WORK REQUIRED: Word for word, please restate each record and pass over the pictures.

Web page and app entries

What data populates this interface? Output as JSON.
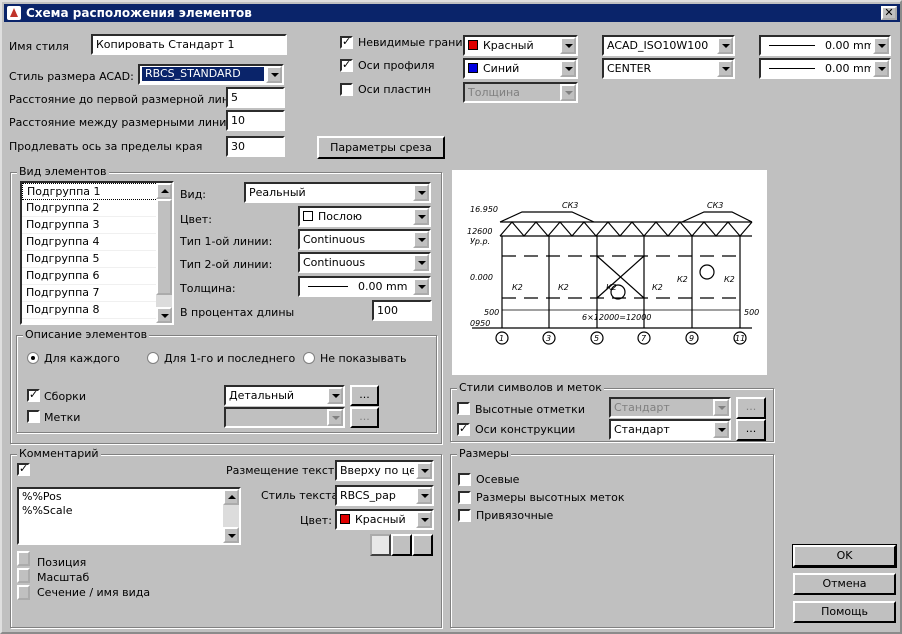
{
  "window": {
    "title": "Схема расположения элементов",
    "close_label": "✕"
  },
  "style": {
    "name_label": "Имя стиля",
    "name_value": "Копировать Стандарт 1",
    "acad_label": "Стиль размера ACAD:",
    "acad_value": "RBCS_STANDARD",
    "dist_first_label": "Расстояние до первой размерной линии",
    "dist_first_value": "5",
    "dist_between_label": "Расстояние между размерными линиями",
    "dist_between_value": "10",
    "extend_label": "Продлевать ось за пределы края",
    "extend_value": "30",
    "section_params_button": "Параметры среза"
  },
  "lines": {
    "hidden_edges": {
      "label": "Невидимые грани",
      "checked": true,
      "color": "Красный",
      "color_hex": "#e00000",
      "linetype": "ACAD_ISO10W100",
      "weight": "0.00 mm"
    },
    "profile_axes": {
      "label": "Оси профиля",
      "checked": true,
      "color": "Синий",
      "color_hex": "#0000e0",
      "linetype": "CENTER",
      "weight": "0.00 mm"
    },
    "plate_axes": {
      "label": "Оси пластин",
      "checked": false,
      "weight_placeholder": "Толщина"
    }
  },
  "view": {
    "group_title": "Вид элементов",
    "subgroups": [
      "Подгруппа 1",
      "Подгруппа 2",
      "Подгруппа 3",
      "Подгруппа 4",
      "Подгруппа 5",
      "Подгруппа 6",
      "Подгруппа 7",
      "Подгруппа 8"
    ],
    "view_label": "Вид:",
    "view_value": "Реальный",
    "color_label": "Цвет:",
    "color_value": "Послою",
    "line1_label": "Тип 1-ой линии:",
    "line1_value": "Continuous",
    "line2_label": "Тип 2-ой линии:",
    "line2_value": "Continuous",
    "thickness_label": "Толщина:",
    "thickness_value": "0.00 mm",
    "percent_label": "В процентах длины",
    "percent_value": "100"
  },
  "description": {
    "group_title": "Описание элементов",
    "radio_each": "Для каждого",
    "radio_first_last": "Для 1-го и последнего",
    "radio_none": "Не показывать",
    "assemblies_label": "Сборки",
    "assemblies_value": "Детальный",
    "marks_label": "Метки",
    "ellipsis": "..."
  },
  "comment": {
    "group_title": "Комментарий",
    "text_lines": [
      "%%Pos",
      "%%Scale"
    ],
    "placement_label": "Размещение текста",
    "placement_value": "Вверху по центру",
    "text_style_label": "Стиль текста",
    "text_style_value": "RBCS_pap",
    "color_label": "Цвет:",
    "color_value": "Красный",
    "color_hex": "#e00000",
    "btn_position": "Позиция",
    "btn_scale": "Масштаб",
    "btn_section": "Сечение / имя вида"
  },
  "symbols": {
    "group_title": "Стили символов и меток",
    "elevation_label": "Высотные отметки",
    "elevation_value": "Стандарт",
    "axes_label": "Оси конструкции",
    "axes_value": "Стандарт",
    "ellipsis": "..."
  },
  "dimensions": {
    "group_title": "Размеры",
    "axial": "Осевые",
    "elevation": "Размеры высотных меток",
    "binding": "Привязочные"
  },
  "buttons": {
    "ok": "OK",
    "cancel": "Отмена",
    "help": "Помощь"
  },
  "drawing": {
    "labels": [
      "СК3",
      "СК3",
      "16.950",
      "12600",
      "Ур.р.",
      "0.000",
      "0950",
      "500",
      "500",
      "К2",
      "К2",
      "К2",
      "К2",
      "К2",
      "К2",
      "6×12000=12000",
      "1",
      "3",
      "5",
      "7",
      "9",
      "11"
    ]
  }
}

EXPECTED ANSWER:
What data populates this interface? Output as JSON.
{
  "window": {
    "title": "Схема расположения элементов",
    "close_label": "✕"
  },
  "style": {
    "name_label": "Имя стиля",
    "name_value": "Копировать Стандарт 1",
    "acad_label": "Стиль размера ACAD:",
    "acad_value": "RBCS_STANDARD",
    "dist_first_label": "Расстояние до первой размерной линии",
    "dist_first_value": "5",
    "dist_between_label": "Расстояние между размерными линиями",
    "dist_between_value": "10",
    "extend_label": "Продлевать ось за пределы края",
    "extend_value": "30",
    "section_params_button": "Параметры среза"
  },
  "lines": {
    "hidden_edges": {
      "label": "Невидимые грани",
      "checked": true,
      "color": "Красный",
      "color_hex": "#e00000",
      "linetype": "ACAD_ISO10W100",
      "weight": "0.00 mm"
    },
    "profile_axes": {
      "label": "Оси профиля",
      "checked": true,
      "color": "Синий",
      "color_hex": "#0000e0",
      "linetype": "CENTER",
      "weight": "0.00 mm"
    },
    "plate_axes": {
      "label": "Оси пластин",
      "checked": false,
      "weight_placeholder": "Толщина"
    }
  },
  "view": {
    "group_title": "Вид элементов",
    "subgroups": [
      "Подгруппа 1",
      "Подгруппа 2",
      "Подгруппа 3",
      "Подгруппа 4",
      "Подгруппа 5",
      "Подгруппа 6",
      "Подгруппа 7",
      "Подгруппа 8"
    ],
    "view_label": "Вид:",
    "view_value": "Реальный",
    "color_label": "Цвет:",
    "color_value": "Послою",
    "line1_label": "Тип 1-ой линии:",
    "line1_value": "Continuous",
    "line2_label": "Тип 2-ой линии:",
    "line2_value": "Continuous",
    "thickness_label": "Толщина:",
    "thickness_value": "0.00 mm",
    "percent_label": "В процентах длины",
    "percent_value": "100"
  },
  "description": {
    "group_title": "Описание элементов",
    "radio_each": "Для каждого",
    "radio_first_last": "Для 1-го и последнего",
    "radio_none": "Не показывать",
    "assemblies_label": "Сборки",
    "assemblies_value": "Детальный",
    "marks_label": "Метки",
    "ellipsis": "..."
  },
  "comment": {
    "group_title": "Комментарий",
    "text_lines": [
      "%%Pos",
      "%%Scale"
    ],
    "placement_label": "Размещение текста",
    "placement_value": "Вверху по центру",
    "text_style_label": "Стиль текста",
    "text_style_value": "RBCS_pap",
    "color_label": "Цвет:",
    "color_value": "Красный",
    "color_hex": "#e00000",
    "btn_position": "Позиция",
    "btn_scale": "Масштаб",
    "btn_section": "Сечение / имя вида"
  },
  "symbols": {
    "group_title": "Стили символов и меток",
    "elevation_label": "Высотные отметки",
    "elevation_value": "Стандарт",
    "axes_label": "Оси конструкции",
    "axes_value": "Стандарт",
    "ellipsis": "..."
  },
  "dimensions": {
    "group_title": "Размеры",
    "axial": "Осевые",
    "elevation": "Размеры высотных меток",
    "binding": "Привязочные"
  },
  "buttons": {
    "ok": "OK",
    "cancel": "Отмена",
    "help": "Помощь"
  },
  "drawing": {
    "labels": [
      "СК3",
      "СК3",
      "16.950",
      "12600",
      "Ур.р.",
      "0.000",
      "0950",
      "500",
      "500",
      "К2",
      "К2",
      "К2",
      "К2",
      "К2",
      "К2",
      "6×12000=12000",
      "1",
      "3",
      "5",
      "7",
      "9",
      "11"
    ]
  }
}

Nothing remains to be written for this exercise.